Assignment ->
Search the data for the string "Shadow" and copy each line in which it appears.

○ ○ ○ ○ ○

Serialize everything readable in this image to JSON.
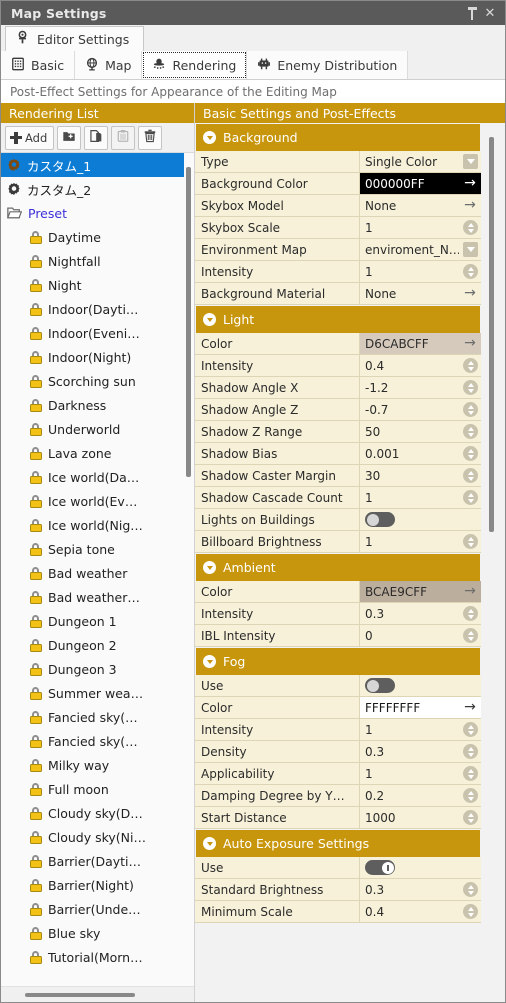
{
  "window": {
    "title": "Map Settings",
    "pin_icon": "pin-icon",
    "close_icon": "close-icon"
  },
  "top_tab": {
    "label": "Editor Settings",
    "icon": "editor-settings-icon"
  },
  "sub_tabs": [
    {
      "label": "Basic",
      "icon": "grid-icon",
      "active": false
    },
    {
      "label": "Map",
      "icon": "globe-icon",
      "active": false
    },
    {
      "label": "Rendering",
      "icon": "rendering-icon",
      "active": true
    },
    {
      "label": "Enemy Distribution",
      "icon": "enemy-icon",
      "active": false
    }
  ],
  "description": "Post-Effect Settings for Appearance of the Editing Map",
  "left_panel": {
    "header": "Rendering List",
    "toolbar": [
      {
        "name": "add-button",
        "label": "Add",
        "icon": "plus-icon",
        "disabled": false
      },
      {
        "name": "new-folder-button",
        "label": "",
        "icon": "new-folder-icon",
        "disabled": false
      },
      {
        "name": "duplicate-button",
        "label": "",
        "icon": "copy-icon",
        "disabled": false
      },
      {
        "name": "paste-button",
        "label": "",
        "icon": "paste-icon",
        "disabled": true
      },
      {
        "name": "delete-button",
        "label": "",
        "icon": "trash-icon",
        "disabled": false
      }
    ],
    "items": [
      {
        "label": "カスタム_1",
        "icon": "gear-icon",
        "kind": "custom",
        "selected": true,
        "indent": false
      },
      {
        "label": "カスタム_2",
        "icon": "gear-icon",
        "kind": "custom",
        "selected": false,
        "indent": false
      },
      {
        "label": "Preset",
        "icon": "folder-icon",
        "kind": "folder",
        "selected": false,
        "indent": false
      },
      {
        "label": "Daytime",
        "icon": "lock-icon",
        "kind": "locked",
        "selected": false,
        "indent": true
      },
      {
        "label": "Nightfall",
        "icon": "lock-icon",
        "kind": "locked",
        "selected": false,
        "indent": true
      },
      {
        "label": "Night",
        "icon": "lock-icon",
        "kind": "locked",
        "selected": false,
        "indent": true
      },
      {
        "label": "Indoor(Dayti…",
        "icon": "lock-icon",
        "kind": "locked",
        "selected": false,
        "indent": true
      },
      {
        "label": "Indoor(Eveni…",
        "icon": "lock-icon",
        "kind": "locked",
        "selected": false,
        "indent": true
      },
      {
        "label": "Indoor(Night)",
        "icon": "lock-icon",
        "kind": "locked",
        "selected": false,
        "indent": true
      },
      {
        "label": "Scorching sun",
        "icon": "lock-icon",
        "kind": "locked",
        "selected": false,
        "indent": true
      },
      {
        "label": "Darkness",
        "icon": "lock-icon",
        "kind": "locked",
        "selected": false,
        "indent": true
      },
      {
        "label": "Underworld",
        "icon": "lock-icon",
        "kind": "locked",
        "selected": false,
        "indent": true
      },
      {
        "label": "Lava zone",
        "icon": "lock-icon",
        "kind": "locked",
        "selected": false,
        "indent": true
      },
      {
        "label": "Ice world(Da…",
        "icon": "lock-icon",
        "kind": "locked",
        "selected": false,
        "indent": true
      },
      {
        "label": "Ice world(Ev…",
        "icon": "lock-icon",
        "kind": "locked",
        "selected": false,
        "indent": true
      },
      {
        "label": "Ice world(Nig…",
        "icon": "lock-icon",
        "kind": "locked",
        "selected": false,
        "indent": true
      },
      {
        "label": "Sepia tone",
        "icon": "lock-icon",
        "kind": "locked",
        "selected": false,
        "indent": true
      },
      {
        "label": "Bad weather",
        "icon": "lock-icon",
        "kind": "locked",
        "selected": false,
        "indent": true
      },
      {
        "label": "Bad weather…",
        "icon": "lock-icon",
        "kind": "locked",
        "selected": false,
        "indent": true
      },
      {
        "label": "Dungeon 1",
        "icon": "lock-icon",
        "kind": "locked",
        "selected": false,
        "indent": true
      },
      {
        "label": "Dungeon 2",
        "icon": "lock-icon",
        "kind": "locked",
        "selected": false,
        "indent": true
      },
      {
        "label": "Dungeon 3",
        "icon": "lock-icon",
        "kind": "locked",
        "selected": false,
        "indent": true
      },
      {
        "label": "Summer wea…",
        "icon": "lock-icon",
        "kind": "locked",
        "selected": false,
        "indent": true
      },
      {
        "label": "Fancied sky(…",
        "icon": "lock-icon",
        "kind": "locked",
        "selected": false,
        "indent": true
      },
      {
        "label": "Fancied sky(…",
        "icon": "lock-icon",
        "kind": "locked",
        "selected": false,
        "indent": true
      },
      {
        "label": "Milky way",
        "icon": "lock-icon",
        "kind": "locked",
        "selected": false,
        "indent": true
      },
      {
        "label": "Full moon",
        "icon": "lock-icon",
        "kind": "locked",
        "selected": false,
        "indent": true
      },
      {
        "label": "Cloudy sky(D…",
        "icon": "lock-icon",
        "kind": "locked",
        "selected": false,
        "indent": true
      },
      {
        "label": "Cloudy sky(Ni…",
        "icon": "lock-icon",
        "kind": "locked",
        "selected": false,
        "indent": true
      },
      {
        "label": "Barrier(Dayti…",
        "icon": "lock-icon",
        "kind": "locked",
        "selected": false,
        "indent": true
      },
      {
        "label": "Barrier(Night)",
        "icon": "lock-icon",
        "kind": "locked",
        "selected": false,
        "indent": true
      },
      {
        "label": "Barrier(Unde…",
        "icon": "lock-icon",
        "kind": "locked",
        "selected": false,
        "indent": true
      },
      {
        "label": "Blue sky",
        "icon": "lock-icon",
        "kind": "locked",
        "selected": false,
        "indent": true
      },
      {
        "label": "Tutorial(Morn…",
        "icon": "lock-icon",
        "kind": "locked",
        "selected": false,
        "indent": true
      }
    ]
  },
  "right_panel": {
    "header": "Basic Settings and Post-Effects",
    "sections": [
      {
        "title": "Background",
        "expanded": true,
        "rows": [
          {
            "label": "Type",
            "value": "Single Color",
            "control": "dropdown"
          },
          {
            "label": "Background Color",
            "value": "000000FF",
            "control": "arrow",
            "swatch": "dark"
          },
          {
            "label": "Skybox Model",
            "value": "None",
            "control": "arrow"
          },
          {
            "label": "Skybox Scale",
            "value": "1",
            "control": "spinner"
          },
          {
            "label": "Environment Map",
            "value": "enviroment_N…",
            "control": "dropdown"
          },
          {
            "label": "Intensity",
            "value": "1",
            "control": "spinner"
          },
          {
            "label": "Background Material",
            "value": "None",
            "control": "arrow"
          }
        ]
      },
      {
        "title": "Light",
        "expanded": true,
        "rows": [
          {
            "label": "Color",
            "value": "D6CABCFF",
            "control": "arrow",
            "swatch": "d6cabc"
          },
          {
            "label": "Intensity",
            "value": "0.4",
            "control": "spinner"
          },
          {
            "label": "Shadow Angle X",
            "value": "-1.2",
            "control": "spinner"
          },
          {
            "label": "Shadow Angle Z",
            "value": "-0.7",
            "control": "spinner"
          },
          {
            "label": "Shadow Z Range",
            "value": "50",
            "control": "spinner"
          },
          {
            "label": "Shadow Bias",
            "value": "0.001",
            "control": "spinner"
          },
          {
            "label": "Shadow Caster Margin",
            "value": "30",
            "control": "spinner"
          },
          {
            "label": "Shadow Cascade Count",
            "value": "1",
            "control": "spinner"
          },
          {
            "label": "Lights on Buildings",
            "value": "",
            "control": "toggle",
            "toggle_on": false
          },
          {
            "label": "Billboard Brightness",
            "value": "1",
            "control": "spinner"
          }
        ]
      },
      {
        "title": "Ambient",
        "expanded": true,
        "rows": [
          {
            "label": "Color",
            "value": "BCAE9CFF",
            "control": "arrow",
            "swatch": "bcae9c"
          },
          {
            "label": "Intensity",
            "value": "0.3",
            "control": "spinner"
          },
          {
            "label": "IBL Intensity",
            "value": "0",
            "control": "spinner"
          }
        ]
      },
      {
        "title": "Fog",
        "expanded": true,
        "rows": [
          {
            "label": "Use",
            "value": "",
            "control": "toggle",
            "toggle_on": false
          },
          {
            "label": "Color",
            "value": "FFFFFFFF",
            "control": "arrow",
            "swatch": "white"
          },
          {
            "label": "Intensity",
            "value": "1",
            "control": "spinner"
          },
          {
            "label": "Density",
            "value": "0.3",
            "control": "spinner"
          },
          {
            "label": "Applicability",
            "value": "1",
            "control": "spinner"
          },
          {
            "label": "Damping Degree by Y…",
            "value": "0.2",
            "control": "spinner"
          },
          {
            "label": "Start Distance",
            "value": "1000",
            "control": "spinner"
          }
        ]
      },
      {
        "title": "Auto Exposure Settings",
        "expanded": true,
        "rows": [
          {
            "label": "Use",
            "value": "",
            "control": "toggle",
            "toggle_on": true
          },
          {
            "label": "Standard Brightness",
            "value": "0.3",
            "control": "spinner"
          },
          {
            "label": "Minimum Scale",
            "value": "0.4",
            "control": "spinner"
          }
        ]
      }
    ]
  },
  "colors": {
    "header_gold": "#C8960C",
    "row_cream": "#F6F1D8",
    "selection_blue": "#0C7CD5",
    "titlebar_gray": "#5A5A5A",
    "folder_link": "#3C2FD8"
  }
}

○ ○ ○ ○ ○

Your solution ->
            "label": "Shadow Angle X",
            "label": "Shadow Angle Z",
            "label": "Shadow Z Range",
            "label": "Shadow Bias",
            "label": "Shadow Caster Margin",
            "label": "Shadow Cascade Count",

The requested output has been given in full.